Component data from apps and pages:
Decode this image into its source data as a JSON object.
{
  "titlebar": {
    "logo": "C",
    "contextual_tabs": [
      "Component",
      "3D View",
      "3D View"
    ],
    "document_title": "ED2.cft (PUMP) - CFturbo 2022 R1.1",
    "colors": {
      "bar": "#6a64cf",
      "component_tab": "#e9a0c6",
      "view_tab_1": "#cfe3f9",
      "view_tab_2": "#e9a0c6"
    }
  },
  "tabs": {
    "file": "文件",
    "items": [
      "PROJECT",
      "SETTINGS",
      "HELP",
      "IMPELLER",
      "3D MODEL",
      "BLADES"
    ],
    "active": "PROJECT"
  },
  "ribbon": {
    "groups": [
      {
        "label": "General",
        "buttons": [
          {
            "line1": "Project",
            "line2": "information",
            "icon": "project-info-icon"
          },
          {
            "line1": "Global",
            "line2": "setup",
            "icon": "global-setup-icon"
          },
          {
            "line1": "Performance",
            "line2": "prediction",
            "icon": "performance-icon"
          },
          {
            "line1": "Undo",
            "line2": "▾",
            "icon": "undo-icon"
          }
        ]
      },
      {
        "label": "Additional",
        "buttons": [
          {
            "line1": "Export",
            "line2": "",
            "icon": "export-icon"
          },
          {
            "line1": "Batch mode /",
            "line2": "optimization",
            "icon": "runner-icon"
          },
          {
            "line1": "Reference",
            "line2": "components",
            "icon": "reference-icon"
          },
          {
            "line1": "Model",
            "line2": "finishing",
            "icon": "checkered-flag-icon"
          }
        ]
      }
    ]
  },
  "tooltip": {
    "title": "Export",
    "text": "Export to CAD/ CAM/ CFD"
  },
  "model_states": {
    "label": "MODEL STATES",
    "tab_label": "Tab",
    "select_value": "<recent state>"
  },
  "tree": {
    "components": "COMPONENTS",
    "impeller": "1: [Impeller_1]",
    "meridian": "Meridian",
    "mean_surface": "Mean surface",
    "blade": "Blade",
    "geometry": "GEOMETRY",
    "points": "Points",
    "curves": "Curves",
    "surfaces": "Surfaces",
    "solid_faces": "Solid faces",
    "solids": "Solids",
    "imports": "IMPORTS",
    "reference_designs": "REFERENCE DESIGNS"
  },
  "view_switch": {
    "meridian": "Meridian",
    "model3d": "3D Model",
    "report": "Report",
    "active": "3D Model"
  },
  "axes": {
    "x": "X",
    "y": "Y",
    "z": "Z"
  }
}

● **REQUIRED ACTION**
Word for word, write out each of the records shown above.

● **WRITTEN REPLY**
Decode this image into its source data as a JSON object.
{
  "titlebar": {
    "logo": "C",
    "contextual_tabs": [
      "Component",
      "3D View",
      "3D View"
    ],
    "document_title": "ED2.cft (PUMP) - CFturbo 2022 R1.1",
    "colors": {
      "bar": "#6a64cf",
      "component_tab": "#e9a0c6",
      "view_tab_1": "#cfe3f9",
      "view_tab_2": "#e9a0c6"
    }
  },
  "tabs": {
    "file": "文件",
    "items": [
      "PROJECT",
      "SETTINGS",
      "HELP",
      "IMPELLER",
      "3D MODEL",
      "BLADES"
    ],
    "active": "PROJECT"
  },
  "ribbon": {
    "groups": [
      {
        "label": "General",
        "buttons": [
          {
            "line1": "Project",
            "line2": "information",
            "icon": "project-info-icon"
          },
          {
            "line1": "Global",
            "line2": "setup",
            "icon": "global-setup-icon"
          },
          {
            "line1": "Performance",
            "line2": "prediction",
            "icon": "performance-icon"
          },
          {
            "line1": "Undo",
            "line2": "▾",
            "icon": "undo-icon"
          }
        ]
      },
      {
        "label": "Additional",
        "buttons": [
          {
            "line1": "Export",
            "line2": "",
            "icon": "export-icon"
          },
          {
            "line1": "Batch mode /",
            "line2": "optimization",
            "icon": "runner-icon"
          },
          {
            "line1": "Reference",
            "line2": "components",
            "icon": "reference-icon"
          },
          {
            "line1": "Model",
            "line2": "finishing",
            "icon": "checkered-flag-icon"
          }
        ]
      }
    ]
  },
  "tooltip": {
    "title": "Export",
    "text": "Export to CAD/ CAM/ CFD"
  },
  "model_states": {
    "label": "MODEL STATES",
    "tab_label": "Tab",
    "select_value": "<recent state>"
  },
  "tree": {
    "components": "COMPONENTS",
    "impeller": "1: [Impeller_1]",
    "meridian": "Meridian",
    "mean_surface": "Mean surface",
    "blade": "Blade",
    "geometry": "GEOMETRY",
    "points": "Points",
    "curves": "Curves",
    "surfaces": "Surfaces",
    "solid_faces": "Solid faces",
    "solids": "Solids",
    "imports": "IMPORTS",
    "reference_designs": "REFERENCE DESIGNS"
  },
  "view_switch": {
    "meridian": "Meridian",
    "model3d": "3D Model",
    "report": "Report",
    "active": "3D Model"
  },
  "axes": {
    "x": "X",
    "y": "Y",
    "z": "Z"
  }
}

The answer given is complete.